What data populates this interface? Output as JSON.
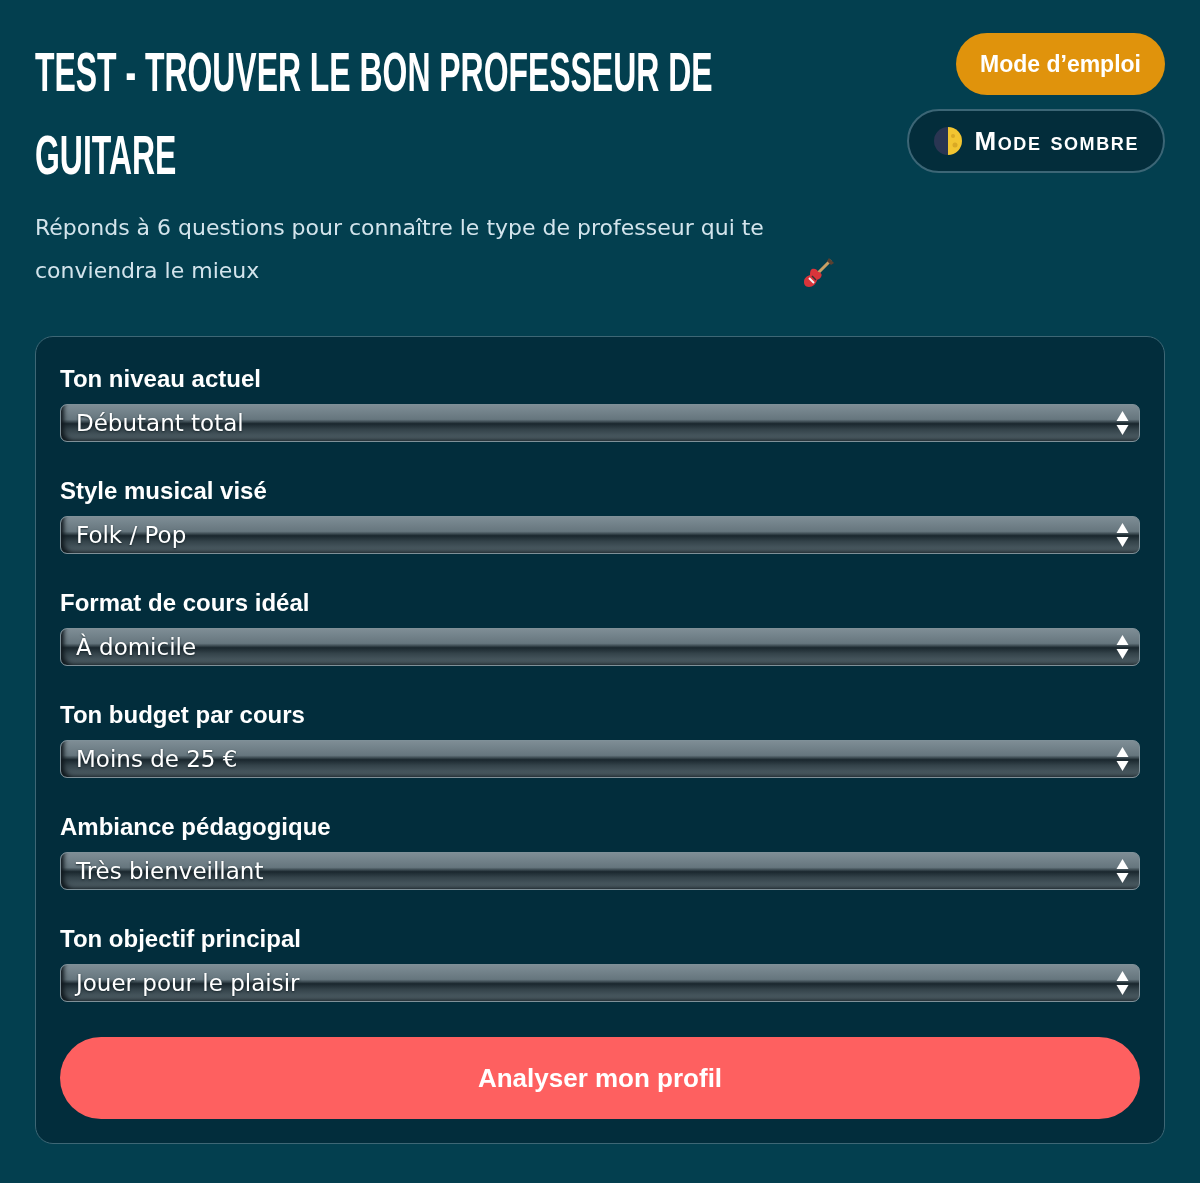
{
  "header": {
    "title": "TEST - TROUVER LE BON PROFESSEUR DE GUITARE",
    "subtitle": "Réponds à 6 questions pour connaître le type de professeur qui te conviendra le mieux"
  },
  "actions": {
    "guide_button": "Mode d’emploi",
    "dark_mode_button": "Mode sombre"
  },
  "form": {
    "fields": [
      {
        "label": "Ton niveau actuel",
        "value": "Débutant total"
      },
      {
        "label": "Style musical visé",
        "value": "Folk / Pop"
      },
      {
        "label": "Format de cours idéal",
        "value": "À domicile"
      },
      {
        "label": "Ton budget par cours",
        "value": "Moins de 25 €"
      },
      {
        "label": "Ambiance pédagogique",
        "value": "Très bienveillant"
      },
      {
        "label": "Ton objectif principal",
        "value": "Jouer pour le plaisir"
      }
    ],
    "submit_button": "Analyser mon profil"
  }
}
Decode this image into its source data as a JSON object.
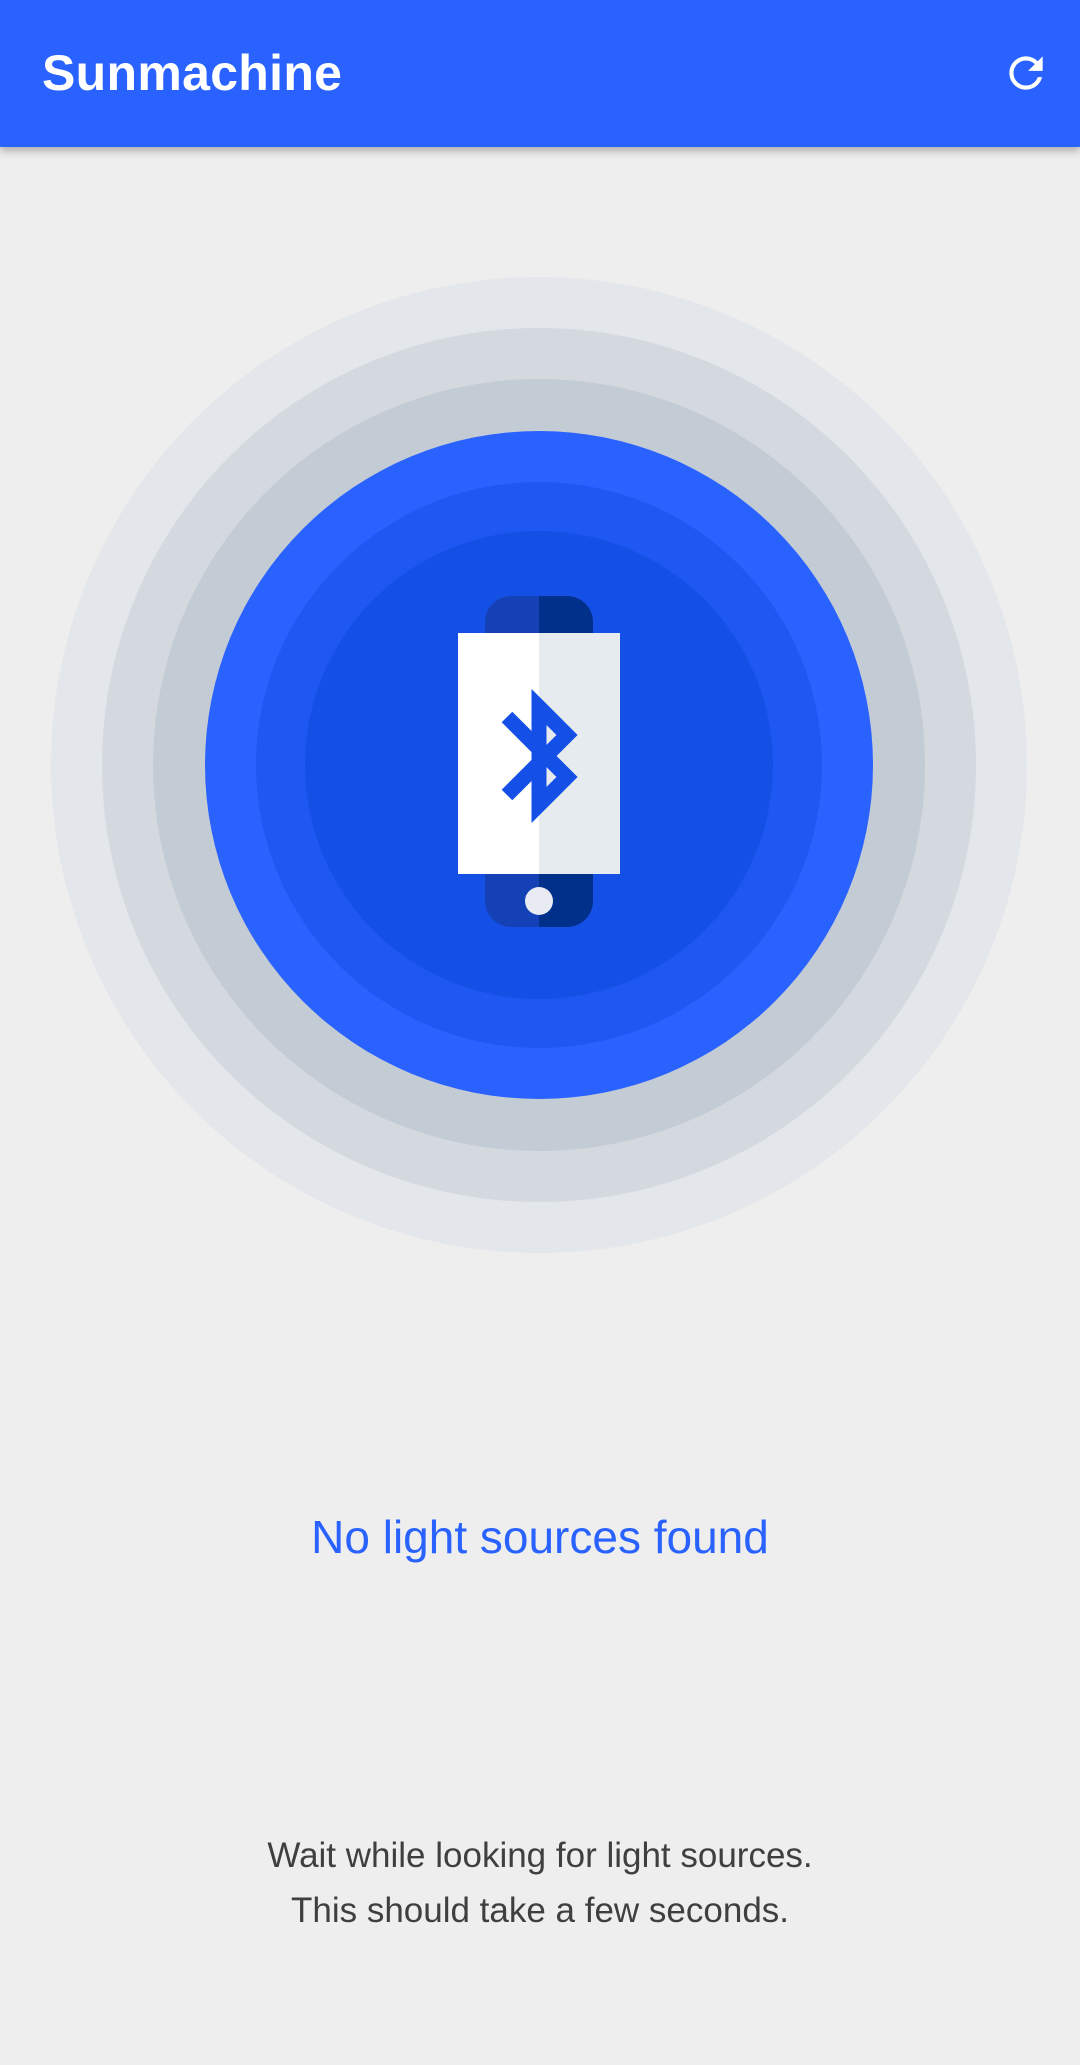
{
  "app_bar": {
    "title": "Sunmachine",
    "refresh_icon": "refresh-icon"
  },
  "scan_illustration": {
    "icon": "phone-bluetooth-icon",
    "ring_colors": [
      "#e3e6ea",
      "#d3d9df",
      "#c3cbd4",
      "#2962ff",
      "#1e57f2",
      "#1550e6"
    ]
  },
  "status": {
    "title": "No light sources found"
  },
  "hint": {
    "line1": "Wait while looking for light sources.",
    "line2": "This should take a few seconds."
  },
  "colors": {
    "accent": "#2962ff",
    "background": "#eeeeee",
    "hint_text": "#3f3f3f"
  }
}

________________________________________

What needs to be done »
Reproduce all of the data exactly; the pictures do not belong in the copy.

Exercise result »
What data populates this interface? Output as JSON.
{
  "header": {
    "title": "TEST - TROUVER LE BON PROFESSEUR DE GUITARE",
    "subtitle": "Réponds à 6 questions pour connaître le type de professeur qui te conviendra le mieux"
  },
  "actions": {
    "guide_button": "Mode d’emploi",
    "dark_mode_button": "Mode sombre"
  },
  "form": {
    "fields": [
      {
        "label": "Ton niveau actuel",
        "value": "Débutant total"
      },
      {
        "label": "Style musical visé",
        "value": "Folk / Pop"
      },
      {
        "label": "Format de cours idéal",
        "value": "À domicile"
      },
      {
        "label": "Ton budget par cours",
        "value": "Moins de 25 €"
      },
      {
        "label": "Ambiance pédagogique",
        "value": "Très bienveillant"
      },
      {
        "label": "Ton objectif principal",
        "value": "Jouer pour le plaisir"
      }
    ],
    "submit_button": "Analyser mon profil"
  }
}
Decode this image into its source data as a JSON object.
{
  "app_bar": {
    "title": "Sunmachine",
    "refresh_icon": "refresh-icon"
  },
  "scan_illustration": {
    "icon": "phone-bluetooth-icon",
    "ring_colors": [
      "#e3e6ea",
      "#d3d9df",
      "#c3cbd4",
      "#2962ff",
      "#1e57f2",
      "#1550e6"
    ]
  },
  "status": {
    "title": "No light sources found"
  },
  "hint": {
    "line1": "Wait while looking for light sources.",
    "line2": "This should take a few seconds."
  },
  "colors": {
    "accent": "#2962ff",
    "background": "#eeeeee",
    "hint_text": "#3f3f3f"
  }
}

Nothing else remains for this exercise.